* [Task instructions]
I would like every line of the records below that contains the word "level" copied.

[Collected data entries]
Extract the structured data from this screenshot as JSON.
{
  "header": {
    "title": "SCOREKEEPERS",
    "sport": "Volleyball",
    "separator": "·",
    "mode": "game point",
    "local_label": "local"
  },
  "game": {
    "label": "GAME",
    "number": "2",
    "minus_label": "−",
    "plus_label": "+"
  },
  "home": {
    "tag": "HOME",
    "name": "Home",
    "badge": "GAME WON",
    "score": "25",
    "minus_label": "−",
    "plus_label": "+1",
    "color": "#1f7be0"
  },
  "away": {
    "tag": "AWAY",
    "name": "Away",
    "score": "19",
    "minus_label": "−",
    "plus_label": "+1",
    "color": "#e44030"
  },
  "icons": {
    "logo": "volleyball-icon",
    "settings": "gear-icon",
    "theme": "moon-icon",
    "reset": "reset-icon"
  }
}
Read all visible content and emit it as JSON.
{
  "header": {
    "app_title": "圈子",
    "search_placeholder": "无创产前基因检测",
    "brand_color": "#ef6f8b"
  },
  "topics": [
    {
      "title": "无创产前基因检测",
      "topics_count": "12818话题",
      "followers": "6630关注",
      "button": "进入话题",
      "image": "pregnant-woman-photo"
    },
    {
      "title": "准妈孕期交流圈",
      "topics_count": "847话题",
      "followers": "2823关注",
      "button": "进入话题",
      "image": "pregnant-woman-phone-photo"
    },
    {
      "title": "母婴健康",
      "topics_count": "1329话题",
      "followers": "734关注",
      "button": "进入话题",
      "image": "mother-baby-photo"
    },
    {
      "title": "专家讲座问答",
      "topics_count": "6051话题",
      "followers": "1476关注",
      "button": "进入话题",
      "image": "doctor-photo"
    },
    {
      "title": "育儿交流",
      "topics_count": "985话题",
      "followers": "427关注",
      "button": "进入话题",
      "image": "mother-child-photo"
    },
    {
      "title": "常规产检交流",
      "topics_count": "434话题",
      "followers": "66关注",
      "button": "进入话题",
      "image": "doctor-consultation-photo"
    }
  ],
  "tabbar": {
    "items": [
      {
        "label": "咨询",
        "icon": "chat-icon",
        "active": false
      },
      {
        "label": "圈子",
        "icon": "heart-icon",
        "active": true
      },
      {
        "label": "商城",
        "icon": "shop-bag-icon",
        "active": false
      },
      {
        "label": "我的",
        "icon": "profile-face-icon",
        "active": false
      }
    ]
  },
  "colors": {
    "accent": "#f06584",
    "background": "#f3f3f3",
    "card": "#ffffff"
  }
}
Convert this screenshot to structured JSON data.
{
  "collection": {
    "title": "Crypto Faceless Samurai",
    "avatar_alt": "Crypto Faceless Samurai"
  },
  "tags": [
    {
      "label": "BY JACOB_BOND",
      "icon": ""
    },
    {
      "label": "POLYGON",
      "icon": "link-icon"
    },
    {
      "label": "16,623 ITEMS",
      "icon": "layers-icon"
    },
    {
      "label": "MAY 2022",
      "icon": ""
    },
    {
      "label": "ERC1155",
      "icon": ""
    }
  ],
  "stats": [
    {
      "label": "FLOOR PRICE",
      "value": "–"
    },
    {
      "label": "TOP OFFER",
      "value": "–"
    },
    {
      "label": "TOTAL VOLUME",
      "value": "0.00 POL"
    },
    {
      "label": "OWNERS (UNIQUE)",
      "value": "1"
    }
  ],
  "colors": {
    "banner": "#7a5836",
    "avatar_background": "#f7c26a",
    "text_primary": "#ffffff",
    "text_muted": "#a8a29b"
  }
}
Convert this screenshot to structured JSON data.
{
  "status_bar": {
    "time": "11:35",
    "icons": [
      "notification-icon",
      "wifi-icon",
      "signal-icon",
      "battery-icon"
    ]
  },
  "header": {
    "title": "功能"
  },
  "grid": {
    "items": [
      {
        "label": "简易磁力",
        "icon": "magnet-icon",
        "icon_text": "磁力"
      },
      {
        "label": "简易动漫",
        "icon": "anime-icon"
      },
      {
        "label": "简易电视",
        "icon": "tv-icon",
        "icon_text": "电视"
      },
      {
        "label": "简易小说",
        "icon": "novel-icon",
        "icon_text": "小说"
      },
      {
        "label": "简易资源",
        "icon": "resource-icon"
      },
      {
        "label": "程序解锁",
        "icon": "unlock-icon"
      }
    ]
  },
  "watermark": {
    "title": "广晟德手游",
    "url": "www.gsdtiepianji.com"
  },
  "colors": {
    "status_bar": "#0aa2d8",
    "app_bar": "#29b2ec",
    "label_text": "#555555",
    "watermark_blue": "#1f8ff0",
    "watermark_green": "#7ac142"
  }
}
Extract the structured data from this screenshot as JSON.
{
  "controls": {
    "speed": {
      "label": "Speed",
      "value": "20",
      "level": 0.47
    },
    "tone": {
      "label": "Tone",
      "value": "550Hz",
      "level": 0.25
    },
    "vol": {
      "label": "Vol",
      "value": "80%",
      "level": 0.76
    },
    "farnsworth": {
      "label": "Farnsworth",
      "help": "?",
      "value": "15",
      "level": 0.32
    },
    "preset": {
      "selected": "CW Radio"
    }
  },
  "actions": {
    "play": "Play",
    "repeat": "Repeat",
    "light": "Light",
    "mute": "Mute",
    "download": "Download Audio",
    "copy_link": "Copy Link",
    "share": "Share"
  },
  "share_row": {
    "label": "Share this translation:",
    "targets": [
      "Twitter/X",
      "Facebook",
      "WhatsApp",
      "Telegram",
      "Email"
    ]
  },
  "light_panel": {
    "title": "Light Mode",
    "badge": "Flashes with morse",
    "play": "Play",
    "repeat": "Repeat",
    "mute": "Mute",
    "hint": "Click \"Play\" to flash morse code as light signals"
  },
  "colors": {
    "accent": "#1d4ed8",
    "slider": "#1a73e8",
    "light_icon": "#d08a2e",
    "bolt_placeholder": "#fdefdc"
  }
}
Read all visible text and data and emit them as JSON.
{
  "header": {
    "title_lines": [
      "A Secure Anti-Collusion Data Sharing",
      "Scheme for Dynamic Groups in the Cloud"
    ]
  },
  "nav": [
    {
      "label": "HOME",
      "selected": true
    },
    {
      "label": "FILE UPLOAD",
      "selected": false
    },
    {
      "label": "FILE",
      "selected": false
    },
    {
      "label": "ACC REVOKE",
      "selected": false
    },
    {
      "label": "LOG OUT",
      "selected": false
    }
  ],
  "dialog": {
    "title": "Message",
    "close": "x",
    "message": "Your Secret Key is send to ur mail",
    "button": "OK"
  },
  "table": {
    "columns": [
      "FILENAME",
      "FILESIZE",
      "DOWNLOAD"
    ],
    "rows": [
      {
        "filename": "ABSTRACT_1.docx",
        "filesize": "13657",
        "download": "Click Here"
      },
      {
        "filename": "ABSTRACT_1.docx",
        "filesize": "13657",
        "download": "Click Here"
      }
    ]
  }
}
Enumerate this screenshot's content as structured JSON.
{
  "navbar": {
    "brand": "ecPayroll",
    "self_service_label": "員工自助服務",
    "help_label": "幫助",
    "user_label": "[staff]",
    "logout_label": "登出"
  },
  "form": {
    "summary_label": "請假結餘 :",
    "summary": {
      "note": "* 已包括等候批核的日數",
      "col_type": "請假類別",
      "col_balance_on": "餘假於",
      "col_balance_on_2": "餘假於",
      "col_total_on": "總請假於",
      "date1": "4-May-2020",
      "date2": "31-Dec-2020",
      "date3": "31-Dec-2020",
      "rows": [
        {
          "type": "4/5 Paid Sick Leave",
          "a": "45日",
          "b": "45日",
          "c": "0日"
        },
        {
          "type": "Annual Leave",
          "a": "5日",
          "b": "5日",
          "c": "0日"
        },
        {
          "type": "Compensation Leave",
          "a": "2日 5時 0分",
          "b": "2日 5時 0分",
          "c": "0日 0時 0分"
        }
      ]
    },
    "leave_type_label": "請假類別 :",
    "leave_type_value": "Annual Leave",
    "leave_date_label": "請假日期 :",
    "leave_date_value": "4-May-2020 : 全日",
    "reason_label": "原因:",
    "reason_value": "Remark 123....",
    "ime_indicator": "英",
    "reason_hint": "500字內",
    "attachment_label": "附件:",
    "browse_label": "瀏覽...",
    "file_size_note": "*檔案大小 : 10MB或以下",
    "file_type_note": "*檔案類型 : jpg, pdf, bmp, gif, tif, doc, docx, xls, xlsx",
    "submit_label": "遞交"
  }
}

* [Solution to the problem]
      "level": 0.47
      "level": 0.25
      "level": 0.76
      "level": 0.32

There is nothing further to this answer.